WORK INSTRUCTION -> Your answer should be one number, the count of lines in the listing below containing the word "true".
--- THE DATA ---
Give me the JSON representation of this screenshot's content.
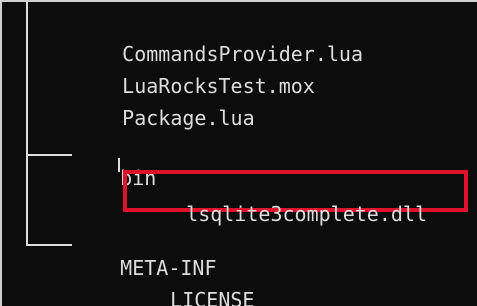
{
  "terminal": {
    "files": [
      {
        "name": "CommandsProvider.lua"
      },
      {
        "name": "LuaRocksTest.mox"
      },
      {
        "name": "Package.lua"
      }
    ],
    "folders": [
      {
        "name": "bin"
      },
      {
        "name": "META-INF"
      }
    ],
    "bin_children": [
      {
        "name": "lsqlite3complete.dll",
        "highlighted": true
      }
    ],
    "meta_inf_children": [
      {
        "name": "LICENSE"
      }
    ],
    "highlight_color": "#e0112b",
    "text_color": "#dcdcdc",
    "background_color": "#0c0c0c"
  }
}
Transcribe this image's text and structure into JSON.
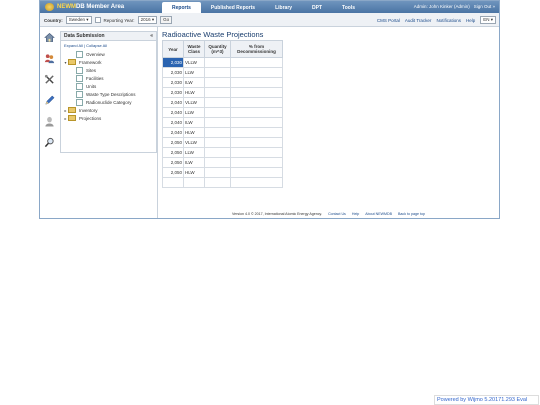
{
  "app": {
    "logo_prefix": "NEWM",
    "logo_suffix": "DB Member Area"
  },
  "nav": {
    "tabs": [
      {
        "label": "Reports",
        "active": true
      },
      {
        "label": "Published Reports",
        "active": false
      },
      {
        "label": "Library",
        "active": false
      },
      {
        "label": "DPT",
        "active": false
      },
      {
        "label": "Tools",
        "active": false
      }
    ]
  },
  "user_links": {
    "admin": "Admin: John Kinker (Admin)",
    "signout": "Sign Out »"
  },
  "filter": {
    "country_label": "Country:",
    "country_value": "Sweden",
    "year_label": "Reporting Year:",
    "year_value": "2016",
    "go_label": "Go"
  },
  "right_links": {
    "items": [
      "CMS Portal",
      "Audit Tracker",
      "Notifications",
      "Help"
    ],
    "lang": "EN"
  },
  "tree": {
    "title": "Data Submission",
    "collapse_icon": "«",
    "expand_all": "Expand All | Collapse All",
    "items": [
      {
        "label": "Overview",
        "level": 1,
        "type": "doc",
        "toggle": ""
      },
      {
        "label": "Framework",
        "level": 0,
        "type": "folder",
        "toggle": "▾"
      },
      {
        "label": "Sites",
        "level": 1,
        "type": "doc",
        "toggle": ""
      },
      {
        "label": "Facilities",
        "level": 1,
        "type": "doc",
        "toggle": ""
      },
      {
        "label": "Units",
        "level": 1,
        "type": "doc",
        "toggle": ""
      },
      {
        "label": "Waste Type Descriptions",
        "level": 1,
        "type": "doc",
        "toggle": ""
      },
      {
        "label": "Radionuclide Category",
        "level": 1,
        "type": "doc",
        "toggle": ""
      },
      {
        "label": "Inventory",
        "level": 0,
        "type": "folder",
        "toggle": "▸"
      },
      {
        "label": "Projections",
        "level": 0,
        "type": "folder",
        "toggle": "▸"
      }
    ]
  },
  "icons": [
    "home-icon",
    "users-icon",
    "tools-icon",
    "pencil-icon",
    "person-icon",
    "magnifier-icon"
  ],
  "main": {
    "title": "Radioactive Waste Projections",
    "columns": [
      "Year",
      "Waste Class",
      "Quantity (m^3)",
      "% from Decommissioning"
    ],
    "rows": [
      {
        "year": "2,030",
        "waste": "VLLW",
        "selected": true
      },
      {
        "year": "2,030",
        "waste": "LLW",
        "selected": false
      },
      {
        "year": "2,030",
        "waste": "ILW",
        "selected": false
      },
      {
        "year": "2,030",
        "waste": "HLW",
        "selected": false
      },
      {
        "year": "2,040",
        "waste": "VLLW",
        "selected": false
      },
      {
        "year": "2,040",
        "waste": "LLW",
        "selected": false
      },
      {
        "year": "2,040",
        "waste": "ILW",
        "selected": false
      },
      {
        "year": "2,040",
        "waste": "HLW",
        "selected": false
      },
      {
        "year": "2,050",
        "waste": "VLLW",
        "selected": false
      },
      {
        "year": "2,050",
        "waste": "LLW",
        "selected": false
      },
      {
        "year": "2,050",
        "waste": "ILW",
        "selected": false
      },
      {
        "year": "2,050",
        "waste": "HLW",
        "selected": false
      },
      {
        "year": "",
        "waste": "",
        "selected": false
      }
    ]
  },
  "footer": {
    "version": "Version 4.0 © 2017, International Atomic Energy Agency.",
    "links": [
      "Contact Us",
      "Help",
      "About NEWMDB",
      "Back to page top"
    ]
  },
  "wijmo": "Powered by Wijmo 5.20171.293 Eval"
}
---
EXERCISE RESPONSE -> 3